  • Fire Prevention Week
  • Los Alamos honors three for research, leadership with Fellows Prizes

    Three Los Alamos National Laboratory scientists will be honored Oct. 25 with the laboratory’s Fellows Prizes for 2018.

    Cynthia Reichhardt and Hari Viswanathan will receive the annual Fellows Prize for Research, and Kevin John will receive the Fellows Prize for Leadership.

    “I congratulate Cynthia, Hari, and Kevin for their outstanding achievements,” said John Sarrao, principal associate director for Science, Technology and Engineering at Los Alamos. “The Fellows Prizes recognize both exemplary research and leadership activities in support of the laboratory’s mission and national needs. Cynthia’s Fellows Prize for Research honors her computational achievements spanning from materials aging to phase transitions in non-equilibrium systems.

    Hari is recognized for his accomplishments in subsurface geosystems, which have applications in energy extraction technology. The Fellows Leadership Prize acknowledges Kevin’s significant leadership roles nationally and internally supporting medical isotope production, research, and infrastructure development.”
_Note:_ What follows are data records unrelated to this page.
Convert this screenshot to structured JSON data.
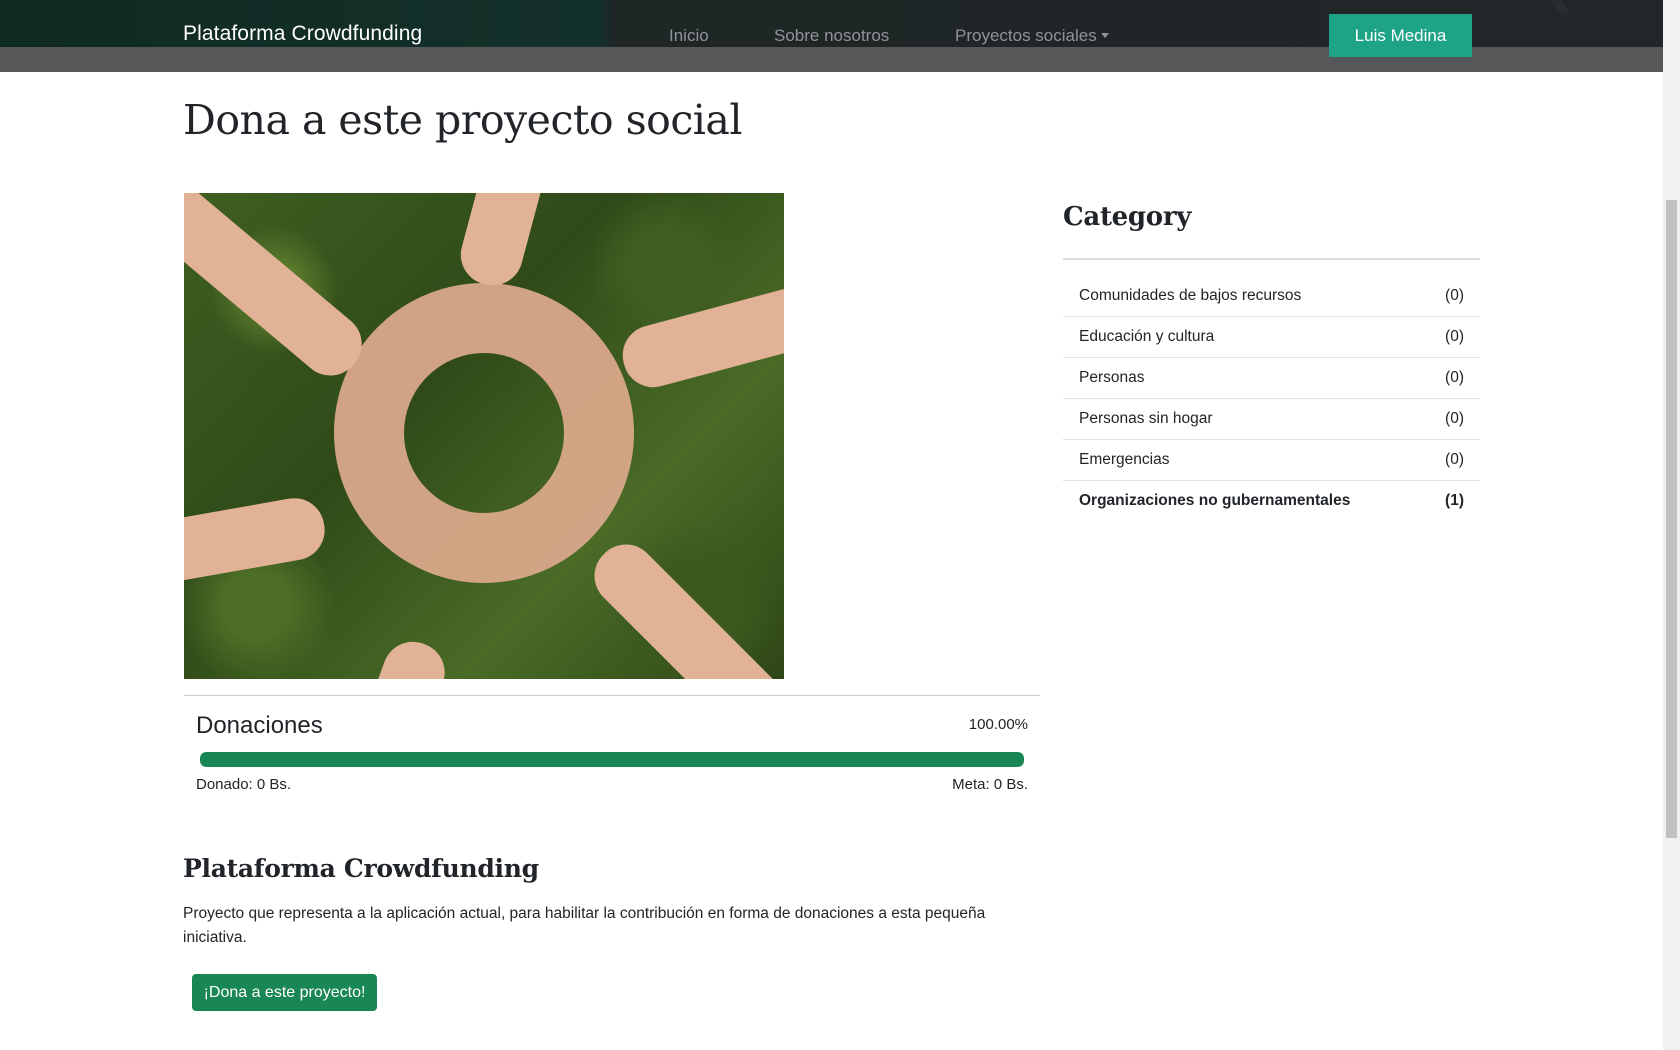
{
  "navbar": {
    "brand": "Plataforma Crowdfunding",
    "links": [
      {
        "label": "Inicio"
      },
      {
        "label": "Sobre nosotros"
      },
      {
        "label": "Proyectos sociales"
      }
    ],
    "user_button": "Luis Medina"
  },
  "page": {
    "title": "Dona a este proyecto social"
  },
  "project": {
    "image_description_icon": "hands-circle-photo",
    "donations_title": "Donaciones",
    "progress_percent_label": "100.00%",
    "progress_fraction": 1.0,
    "donated_label": "Donado: 0 Bs.",
    "goal_label": "Meta: 0 Bs.",
    "name": "Plataforma Crowdfunding",
    "description": "Proyecto que representa a la aplicación actual, para habilitar la contribución en forma de donaciones a esta pequeña iniciativa.",
    "donate_button": "¡Dona a este proyecto!"
  },
  "sidebar": {
    "title": "Category",
    "categories": [
      {
        "name": "Comunidades de bajos recursos",
        "count": "(0)",
        "active": false
      },
      {
        "name": "Educación y cultura",
        "count": "(0)",
        "active": false
      },
      {
        "name": "Personas",
        "count": "(0)",
        "active": false
      },
      {
        "name": "Personas sin hogar",
        "count": "(0)",
        "active": false
      },
      {
        "name": "Emergencias",
        "count": "(0)",
        "active": false
      },
      {
        "name": "Organizaciones no gubernamentales",
        "count": "(1)",
        "active": true
      }
    ]
  },
  "colors": {
    "accent_button": "#1fa385",
    "progress_green": "#198754",
    "navbar_dark": "#222628"
  }
}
  • Community Winds to perform today, Saturday

    Saturday is the day to see “Travelogue of the Americas,” Los Alamos Community Winds’ latest offering.

    The concert is scheduled for 7 p.m. Saturday at the Crossroads Bible Church, 97 E Road.

    Community Winds Conductor and Artistic Director Ted Vives said coming up with the concert’s Americas-based repertoire was one of those happy accidents.

    While picking out selections for the concerts, Vives noticed a theme.

    “I said ‘gee, these are all pieces from right here in the New World,’” Vives said. “…I didn’t go into it with this idea already in my head, it sort of built upon itself.”

    In addition to featuring music about the New World, most of the music was created by composers born after 1950, and except for one composer, they all hail from the New World. Composer Cory McBride, for example was born in 1985. He wrote Agua’s Realm in 2004, when he was just 16 years old.